Records from a collection:
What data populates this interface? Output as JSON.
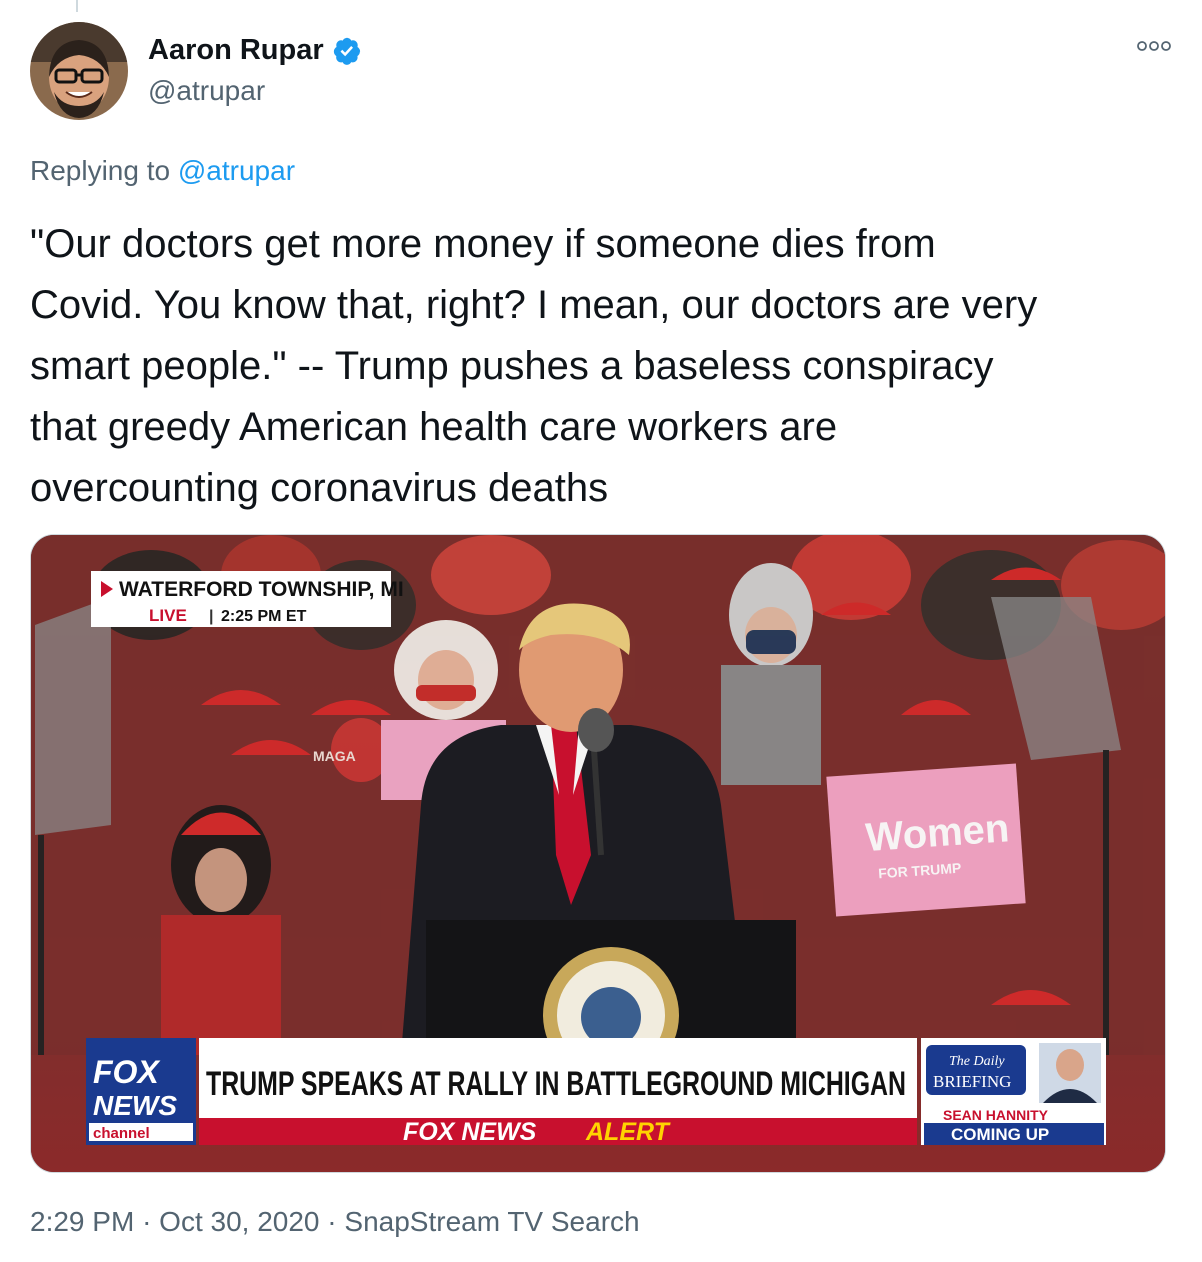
{
  "author": {
    "display_name": "Aaron Rupar",
    "handle": "@atrupar",
    "verified": true
  },
  "reply": {
    "prefix": "Replying to",
    "mention": "@atrupar"
  },
  "tweet": {
    "text": "\"Our doctors get more money if someone dies from\nCovid. You know that, right? I mean, our doctors are very\nsmart people.\" -- Trump pushes a baseless conspiracy\nthat greedy American health care workers are\novercounting coronavirus deaths"
  },
  "media": {
    "location": "WATERFORD TOWNSHIP, MI",
    "live_label": "LIVE",
    "live_time": "2:25 PM ET",
    "network_line1": "FOX",
    "network_line2": "NEWS",
    "network_line3": "channel",
    "headline": "TRUMP SPEAKS AT RALLY IN BATTLEGROUND MICHIGAN",
    "alert_left": "FOX NEWS",
    "alert_right": "ALERT",
    "promo_title_line1": "The Daily",
    "promo_title_line2": "BRIEFING",
    "promo_host": "SEAN HANNITY",
    "promo_status": "COMING UP",
    "sign_text": "Women",
    "sign_sub": "FOR TRUMP",
    "hat_text": "MAGA"
  },
  "footer": {
    "time": "2:29 PM",
    "separator": "·",
    "date": "Oct 30, 2020",
    "source": "SnapStream TV Search"
  },
  "colors": {
    "text": "#0f1419",
    "secondary": "#536471",
    "link": "#1d9bf0",
    "fox_blue": "#1a3a8f",
    "fox_red": "#d0152b"
  }
}
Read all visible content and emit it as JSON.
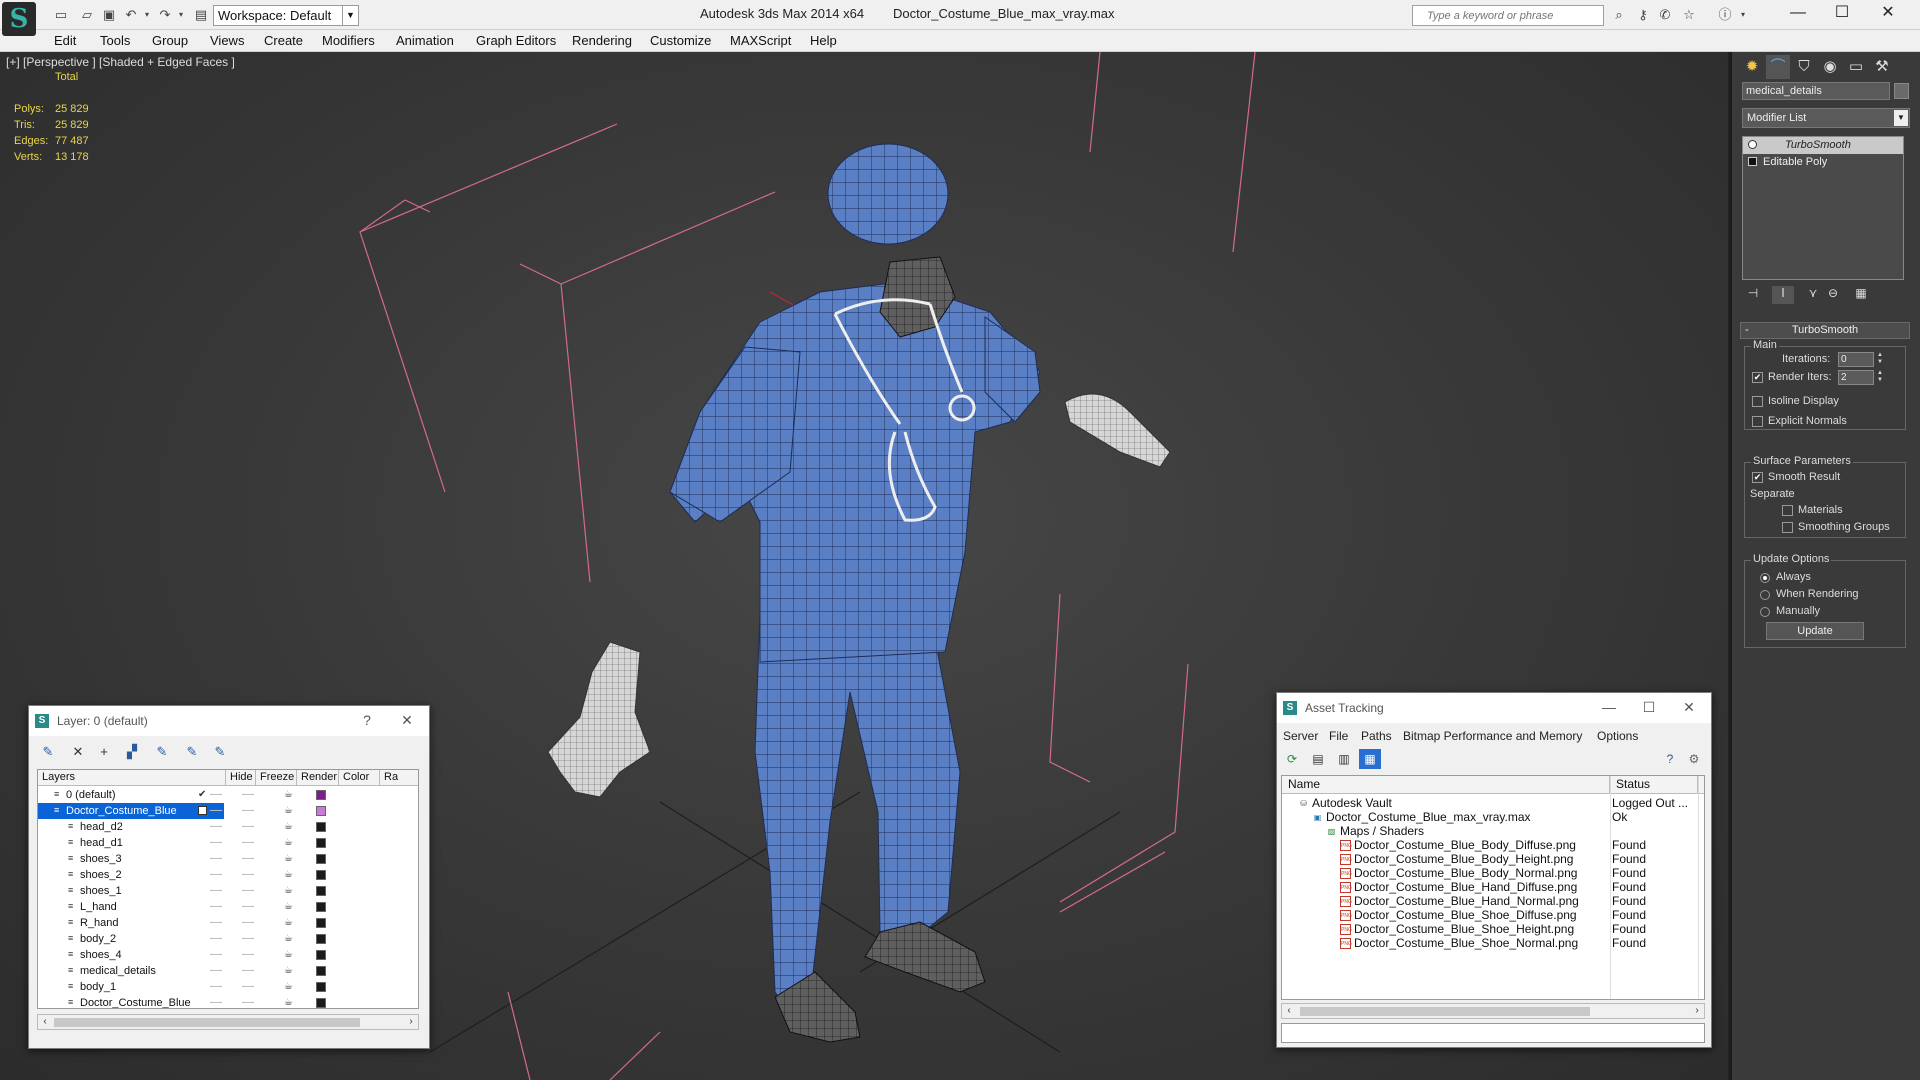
{
  "app": {
    "title": "Autodesk 3ds Max 2014 x64",
    "file": "Doctor_Costume_Blue_max_vray.max",
    "workspace": "Workspace: Default",
    "search_placeholder": "Type a keyword or phrase"
  },
  "menu": [
    "Edit",
    "Tools",
    "Group",
    "Views",
    "Create",
    "Modifiers",
    "Animation",
    "Graph Editors",
    "Rendering",
    "Customize",
    "MAXScript",
    "Help"
  ],
  "viewport": {
    "label": "[+] [Perspective ] [Shaded + Edged Faces ]",
    "stats": {
      "total_label": "Total",
      "rows": [
        {
          "label": "Polys:",
          "value": "25 829"
        },
        {
          "label": "Tris:",
          "value": "25 829"
        },
        {
          "label": "Edges:",
          "value": "77 487"
        },
        {
          "label": "Verts:",
          "value": "13 178"
        }
      ]
    }
  },
  "command_panel": {
    "object_name": "medical_details",
    "modifier_list": "Modifier List",
    "stack": [
      "TurboSmooth",
      "Editable Poly"
    ],
    "rollout_title": "TurboSmooth",
    "main": {
      "title": "Main",
      "iterations_label": "Iterations:",
      "iterations_value": "0",
      "render_iters_label": "Render Iters:",
      "render_iters_value": "2",
      "isoline_label": "Isoline Display",
      "explicit_normals_label": "Explicit Normals"
    },
    "surface": {
      "title": "Surface Parameters",
      "smooth_result_label": "Smooth Result",
      "separate_label": "Separate",
      "materials_label": "Materials",
      "smoothing_groups_label": "Smoothing Groups"
    },
    "update": {
      "title": "Update Options",
      "always_label": "Always",
      "when_rendering_label": "When Rendering",
      "manually_label": "Manually",
      "update_button": "Update"
    }
  },
  "layer_window": {
    "title": "Layer: 0 (default)",
    "help": "?",
    "columns": [
      "Layers",
      "Hide",
      "Freeze",
      "Render",
      "Color",
      "Ra"
    ],
    "layers": [
      {
        "name": "0 (default)",
        "level": 1,
        "color": "#7a1f8a",
        "selected": false,
        "checked": true
      },
      {
        "name": "Doctor_Costume_Blue",
        "level": 1,
        "color": "#c77ad8",
        "selected": true,
        "checked": false
      },
      {
        "name": "head_d2",
        "level": 2,
        "color": "#1a1a1a"
      },
      {
        "name": "head_d1",
        "level": 2,
        "color": "#1a1a1a"
      },
      {
        "name": "shoes_3",
        "level": 2,
        "color": "#1a1a1a"
      },
      {
        "name": "shoes_2",
        "level": 2,
        "color": "#1a1a1a"
      },
      {
        "name": "shoes_1",
        "level": 2,
        "color": "#1a1a1a"
      },
      {
        "name": "L_hand",
        "level": 2,
        "color": "#1a1a1a"
      },
      {
        "name": "R_hand",
        "level": 2,
        "color": "#1a1a1a"
      },
      {
        "name": "body_2",
        "level": 2,
        "color": "#1a1a1a"
      },
      {
        "name": "shoes_4",
        "level": 2,
        "color": "#1a1a1a"
      },
      {
        "name": "medical_details",
        "level": 2,
        "color": "#1a1a1a"
      },
      {
        "name": "body_1",
        "level": 2,
        "color": "#1a1a1a"
      },
      {
        "name": "Doctor_Costume_Blue",
        "level": 2,
        "color": "#1a1a1a"
      }
    ]
  },
  "asset_window": {
    "title": "Asset Tracking",
    "menu": [
      "Server",
      "File",
      "Paths",
      "Bitmap Performance and Memory",
      "Options"
    ],
    "columns": [
      "Name",
      "Status"
    ],
    "rows": [
      {
        "name": "Autodesk Vault",
        "status": "Logged Out ...",
        "level": 0,
        "icon": "vault-icon"
      },
      {
        "name": "Doctor_Costume_Blue_max_vray.max",
        "status": "Ok",
        "level": 1,
        "icon": "max-file-icon"
      },
      {
        "name": "Maps / Shaders",
        "status": "",
        "level": 2,
        "icon": "maps-icon"
      },
      {
        "name": "Doctor_Costume_Blue_Body_Diffuse.png",
        "status": "Found",
        "level": 3,
        "icon": "png-icon"
      },
      {
        "name": "Doctor_Costume_Blue_Body_Height.png",
        "status": "Found",
        "level": 3,
        "icon": "png-icon"
      },
      {
        "name": "Doctor_Costume_Blue_Body_Normal.png",
        "status": "Found",
        "level": 3,
        "icon": "png-icon"
      },
      {
        "name": "Doctor_Costume_Blue_Hand_Diffuse.png",
        "status": "Found",
        "level": 3,
        "icon": "png-icon"
      },
      {
        "name": "Doctor_Costume_Blue_Hand_Normal.png",
        "status": "Found",
        "level": 3,
        "icon": "png-icon"
      },
      {
        "name": "Doctor_Costume_Blue_Shoe_Diffuse.png",
        "status": "Found",
        "level": 3,
        "icon": "png-icon"
      },
      {
        "name": "Doctor_Costume_Blue_Shoe_Height.png",
        "status": "Found",
        "level": 3,
        "icon": "png-icon"
      },
      {
        "name": "Doctor_Costume_Blue_Shoe_Normal.png",
        "status": "Found",
        "level": 3,
        "icon": "png-icon"
      }
    ]
  },
  "colors": {
    "accent": "#0a64d8",
    "stats_text": "#e8d44a",
    "model_blue": "#5b7fc4",
    "bbox_pink": "#d46a8a"
  }
}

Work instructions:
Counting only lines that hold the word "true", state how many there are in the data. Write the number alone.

Response to this task:
3